Enbridge has established the Sustained Business Optimization (SBO) group as a focal point for driving the initiatives that will help build that future.

Underpinned by a consistent language, toolkit and framework, the SBO team will partner with the business to draw upon the existing skills and experience of our people, develop new organizational capabilities and accelerate the delivery of significant value for the organization. 

Key to this success will be enabling collaboration and connection across the enterprise, facilitating the sharing of learnings and leveraging the broad diversity of thought and experience of our people. Our business units and functional owners will be positioned to drive value in the areas of revenue enhancement, cost savings and employee experience.

“The SBO will play a key role in supporting and empowering teams across the enterprise to find incremental revenue opportunities and cost efficiencies, optimize processes, eliminate waste and create an environment that fuels curiosity and drives innovation.”

—Colin Gruending, Enbridge’s Chief Financial Officer

‘Roadmapping’: Needs-focused, value-driven thinking

When faced with a challenge, it can be difficult to resist the urge to move straight to solutions, because that’s often where the fun is. This natural inclination, however, tends to bypass the important step of ensuring we have accurately captured the true “need,” and can lead to the proposal of non-optimal solutions.

To avoid the rework that often comes along with our desire to move straight to ideation, we follow systematic processes that seek first to understand what our need or goal truly is. These processes encourage the further development of the innovative mindset that supports creative problem solving and innovative thinking by placing the focus on efficacy (“doing the right things”), helping at the onset to direct us towards greater eventual success.
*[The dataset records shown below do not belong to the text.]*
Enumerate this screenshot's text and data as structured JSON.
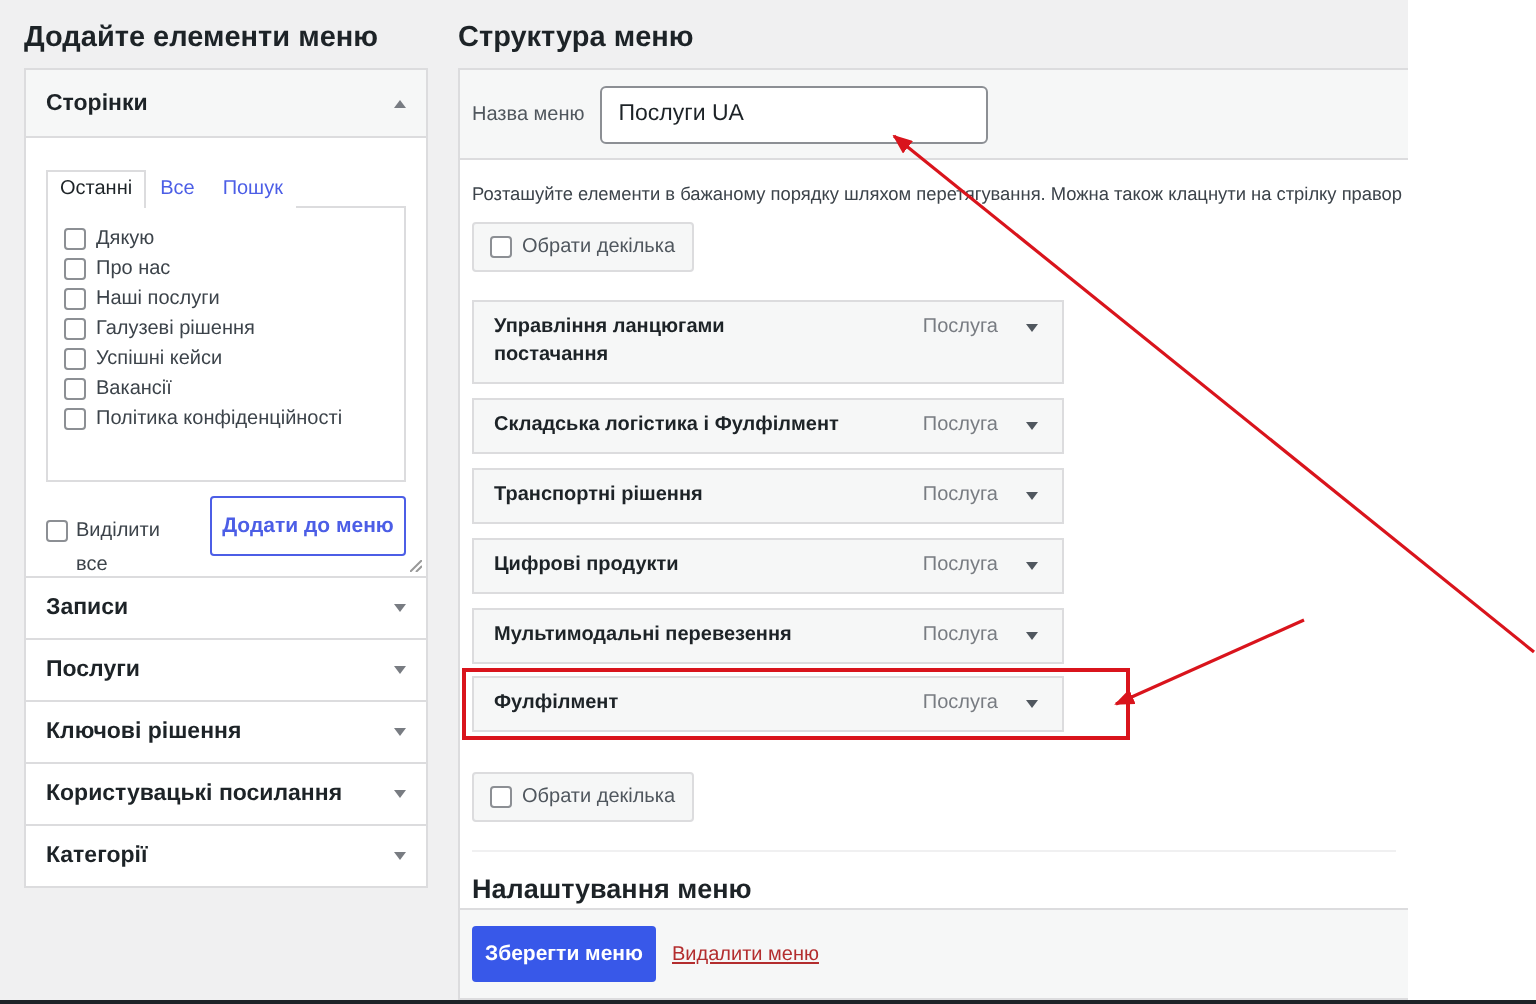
{
  "left": {
    "title": "Додайте елементи меню",
    "sections": [
      {
        "title": "Сторінки",
        "expanded": true
      },
      {
        "title": "Записи",
        "expanded": false
      },
      {
        "title": "Послуги",
        "expanded": false
      },
      {
        "title": "Ключові рішення",
        "expanded": false
      },
      {
        "title": "Користувацькі посилання",
        "expanded": false
      },
      {
        "title": "Категорії",
        "expanded": false
      }
    ],
    "pages_panel": {
      "tabs": [
        {
          "label": "Останні",
          "selected": true
        },
        {
          "label": "Все",
          "selected": false
        },
        {
          "label": "Пошук",
          "selected": false
        }
      ],
      "pages": [
        {
          "label": "Дякую",
          "checked": false
        },
        {
          "label": "Про нас",
          "checked": false
        },
        {
          "label": "Наші послуги",
          "checked": false
        },
        {
          "label": "Галузеві рішення",
          "checked": false
        },
        {
          "label": "Успішні кейси",
          "checked": false
        },
        {
          "label": "Вакансії",
          "checked": false
        },
        {
          "label": "Політика конфіденційності",
          "checked": false
        }
      ],
      "select_all": {
        "label": "Виділити все",
        "checked": false
      },
      "add_button": "Додати до меню"
    }
  },
  "right": {
    "title": "Структура меню",
    "menu_name": {
      "label": "Назва меню",
      "value": "Послуги UA"
    },
    "instructions": "Розташуйте елементи в бажаному порядку шляхом перетягування. Можна також клацнути на стрілку правор",
    "bulk_select_top": {
      "label": "Обрати декілька",
      "checked": false
    },
    "items": [
      {
        "title": "Управління ланцюгами\nпостачання",
        "type": "Послуга",
        "highlighted": false
      },
      {
        "title": "Складська логістика і Фулфілмент",
        "type": "Послуга",
        "highlighted": false
      },
      {
        "title": "Транспортні рішення",
        "type": "Послуга",
        "highlighted": false
      },
      {
        "title": "Цифрові продукти",
        "type": "Послуга",
        "highlighted": false
      },
      {
        "title": "Мультимодальні перевезення",
        "type": "Послуга",
        "highlighted": false
      },
      {
        "title": "Фулфілмент",
        "type": "Послуга",
        "highlighted": true
      }
    ],
    "bulk_select_bottom": {
      "label": "Обрати декілька",
      "checked": false
    },
    "settings_heading": "Налаштування меню",
    "save_button": "Зберегти меню",
    "delete_link": "Видалити меню"
  }
}
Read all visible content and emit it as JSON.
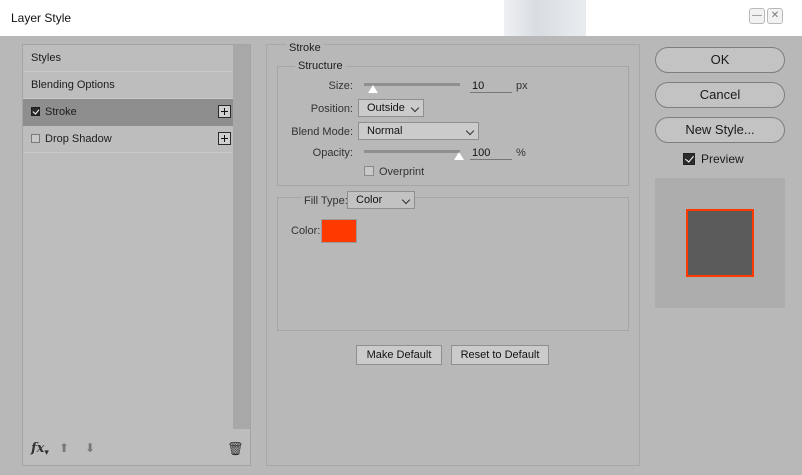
{
  "window": {
    "title": "Layer Style"
  },
  "colors": {
    "stroke": "#ff3a00",
    "preview_fill": "#5b5b5b",
    "dialog_bg": "#b8b8b8"
  },
  "left_panel": {
    "items": [
      {
        "label": "Styles",
        "has_checkbox": false,
        "checked": false,
        "selected": false
      },
      {
        "label": "Blending Options",
        "has_checkbox": false,
        "checked": false,
        "selected": false
      },
      {
        "label": "Stroke",
        "has_checkbox": true,
        "checked": true,
        "selected": true
      },
      {
        "label": "Drop Shadow",
        "has_checkbox": true,
        "checked": false,
        "selected": false
      }
    ],
    "footer": {
      "fx_label": "fx",
      "icons": [
        "move-up-icon",
        "move-down-icon",
        "trash-icon"
      ]
    }
  },
  "stroke": {
    "section_title": "Stroke",
    "structure_title": "Structure",
    "size_label": "Size:",
    "size_value": "10",
    "size_unit": "px",
    "position_label": "Position:",
    "position_value": "Outside",
    "blend_mode_label": "Blend Mode:",
    "blend_mode_value": "Normal",
    "opacity_label": "Opacity:",
    "opacity_value": "100",
    "opacity_unit": "%",
    "overprint_label": "Overprint",
    "overprint_checked": false,
    "fill_type_label": "Fill Type:",
    "fill_type_value": "Color",
    "color_label": "Color:"
  },
  "buttons": {
    "make_default": "Make Default",
    "reset_to_default": "Reset to Default",
    "ok": "OK",
    "cancel": "Cancel",
    "new_style": "New Style..."
  },
  "preview": {
    "label": "Preview",
    "checked": true
  }
}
One way we identify needs, typically at the department level, is through the practices of “roadmapping” and through facilitated discovery of needs. Roadmapping is the process of identifying the landmarks of your innovation and technology journey, of proactively building a vision for the future. These roadmaps are helpful in understanding the technology landscape of the present and the future, keeping us focused on our priorities and managing continued change.

The process begins by understanding each team’s role and identifying the current technologies used to support the functions they perform. Discussion then moves to understanding the gaps and opportunities for enhancement. Roadmapping exercises lay out technology development needs and interests over the ensuing three-year period.

Value Management: A focus on functions

One in-depth approach to this comes from the world of Value Management and the application of functional analysis to break down the subject to the underlying functions it is intended to perform.

By starting with an analysis of these fundamental functions, we work to clearly define the purpose of solving the problem at hand and the expected benefits of the stakeholders, which in turn provides a clearer path to a more optimal solution.

VM is a systematic approach that is used by a multi-disciplinary team to improve the value of a project, process or business practice through an analysis of its functions—outcomes that a project, process, product or service is expected to achieve. These functions help ensure clarity and alignment of stakeholder needs.

The focus on functions is what distinguishes the Value Management approach. In VM, function analysis supports creative problem-solving by moving the focus away from the expected solution and placing the focus on the required performance or need.

This approach can be applied to a department, a project, a process, a product or a service. The true power of this approach is that it methodically directs our thoughts to a consideration of value—appraising how well a given solution satisfies stakeholder needs; considering what is involved for implementation; reducing the focus on cost; and encouraging potential fit-for-purpose alternatives.